Government agencies and services

When it comes to government services and procedures, the benefits and MRPs – and especially ePassports – take on their full measure. Here are a few examples:

Advance Passenger Information Systems (API) – Using these systems, air operators can electronically send customs, immigration and other authorities at the place of destination, a list of passengers. This allows the border officials to process, much in advance of the arrival of the flight, the information received for further action, if necessary.

Safety and Security – Reading equipment (readers) at border crossings provides the capability to detect false or fraudulent passports. It also gives more time to perform a visual authentication, still an important factor in assessing behaviour of passengers. MRPs and ePassports facilitate the rapid and precise identification of those people who would misuse travel documents to further criminal activity, to illegally immigrate, etc.

Cost-Efficiency – The ability to identify “problem cases” rapidly and precisely, allows governments to spend their always-limited border control and law enforcement resources on those who should be given a more detailed inspection. That efficiency also reduces the need to hire additional government personnel and facility costs.

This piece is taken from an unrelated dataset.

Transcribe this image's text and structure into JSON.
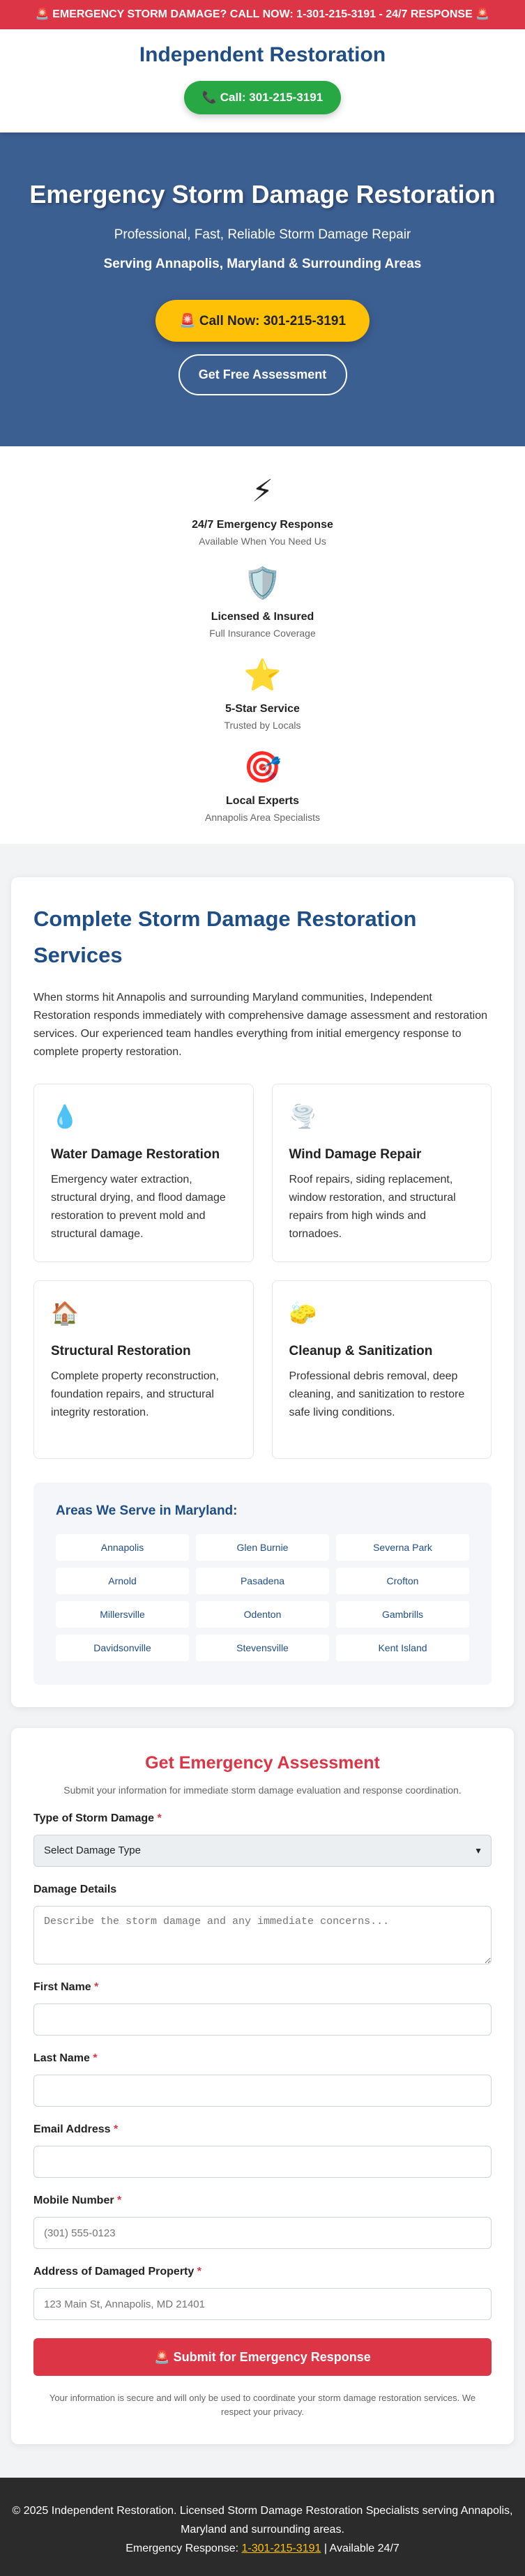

Improvement of systems – It is relatively inexpensive to improve the passport and passport issuance systems, compared to the cost of fraud and case-related investigations and prosecutions by law enforcement authorities after someone has compromised the travel document system.

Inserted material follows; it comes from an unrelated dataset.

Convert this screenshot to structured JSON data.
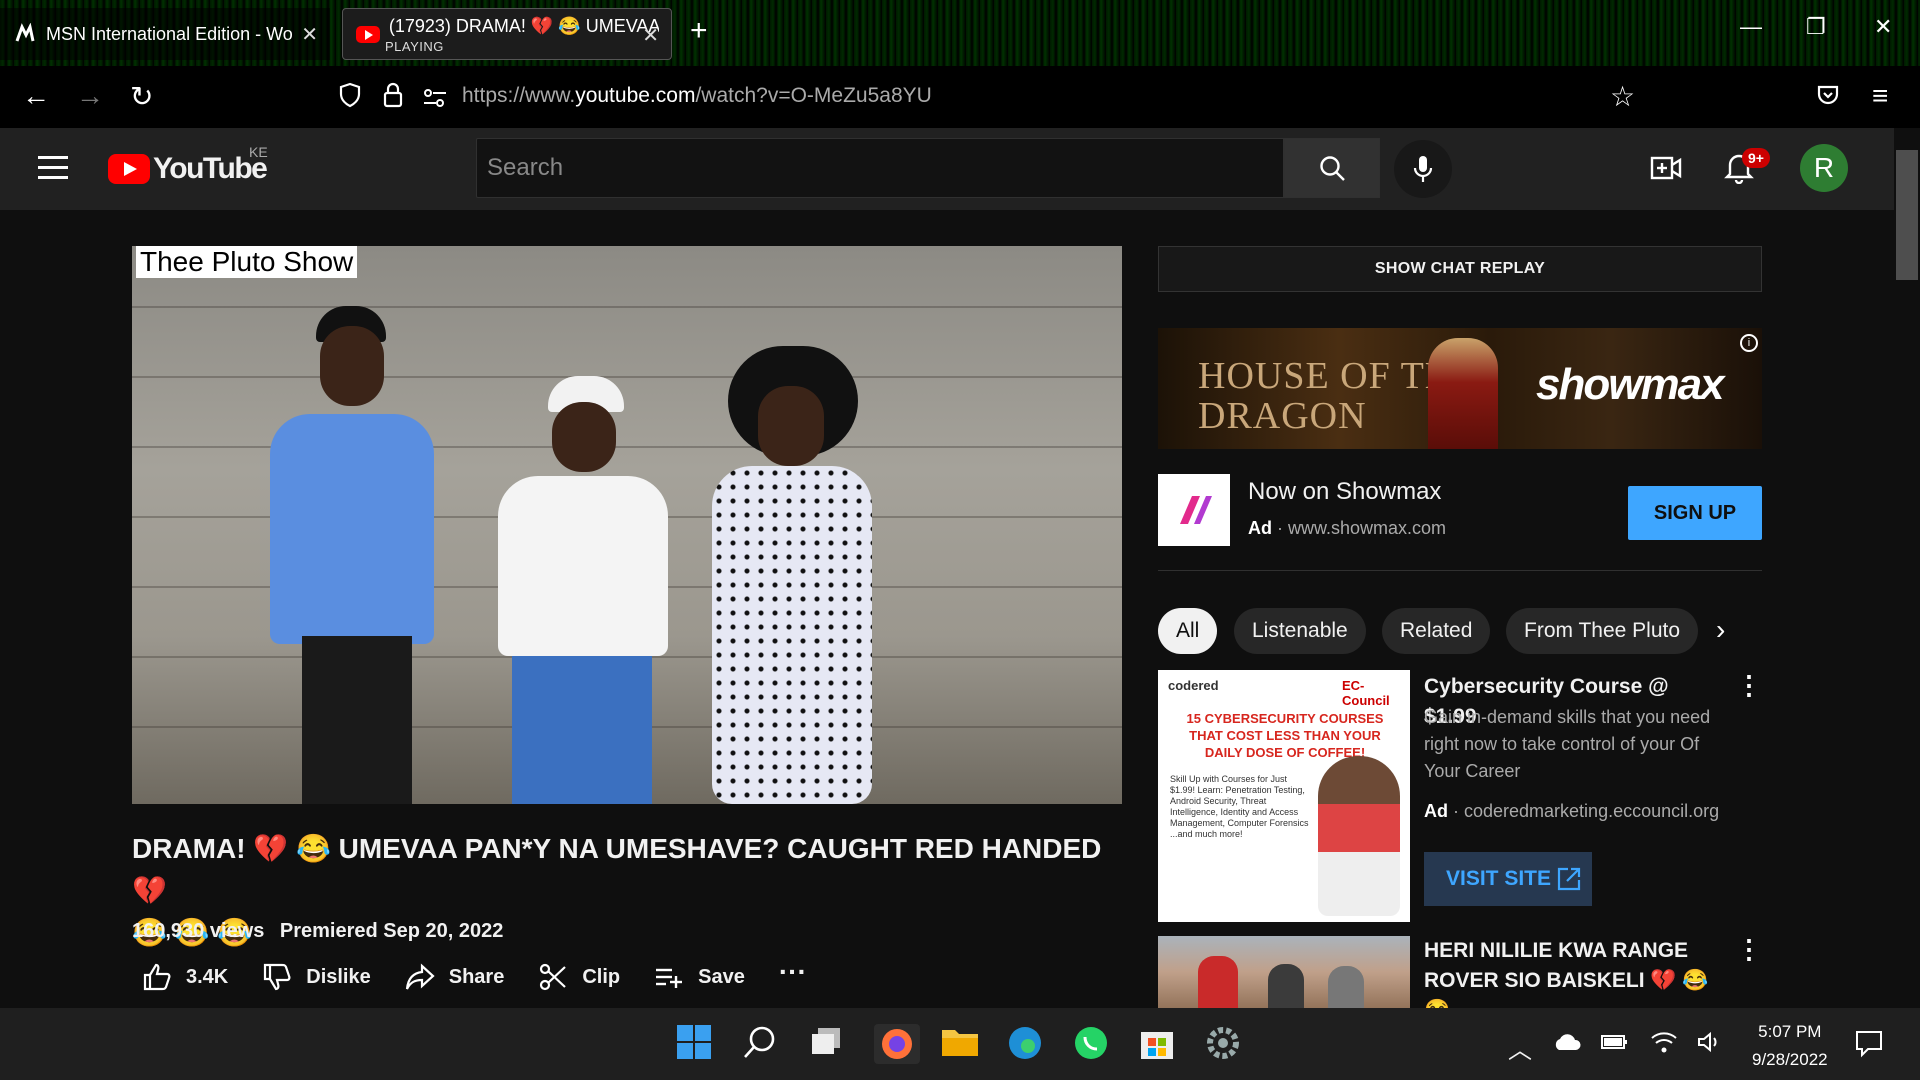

Electronic monitoring & control of issuance process – The automated issuance of passports and other travel documents also represents a significant benefit, in that it allows issuing authorities to electronically monitor and control the issuance of the document at all stages of the application and issuance process.

Electronic tracking of passports – Governments that issue machine readable passports also gain a security benefit with regard to their own population, because the passport issuing authority is better able to track passports and applications through all stages of the issuance process. This has potential benefits in blank passport control, fee control, verification of citizenship, name clearance and in other ways that automation can be used to reduce workload and increase efficiency.

Databases – Using machine readable visas and/or passports as a source of reliable data, governments can build useful databases that can serve as a uniform source of information, in standardised format, to speed the border control process. Databases are also useful in tracking high risk categories of travellers, for instance in making certain that short term visitors depart as required and do not violate the terms of their entry permission.

Fraud Control – In the future, we are also likely to see the creation of databases that are shared voluntarily, even across national boundaries and between the public and private sectors. This will make it easier to identify people who are travelling with stolen documents and people who have fraudulently obtained an otherwise valid passport based upon stolen citizenship document forms.


Obviously, travellers have much to gain in this accelerated pace of going through all security and facilitation procedures. As ePassports become more common around the world, it will be easier to pass all formalities at departure and at arrival. Coupled with e-ticketing and the streamlining of passenger handling by airlines, including baggage, perhaps some measure of what made flying magical will return to holidays and business trips.

Mauricio Siciliano

Mr. Mauricio Siciliano is presently in charge of the Machine Readable Travel Document (MRTD) Programme in ICAO. For the last five years, Mr. Siciliano has been involved with the development and implementation of the Aviation Security and Facilitation Programmes, which includes MRTD and biometric matters. He is also Secretary of the Technical Advisory Group on MRTDs, editor of the ICAO MRTD Report (a specialised magazine in this field) as well as the manager of the Universal Implementation of MRTDs Programme worldwide.

Mr. Siciliano is an Attorney and holds a Masters in Air and Space Law, a Masters in Business Administration, and a Diploma in Space Sciences from the International Space University. He is married and a proud father of three children.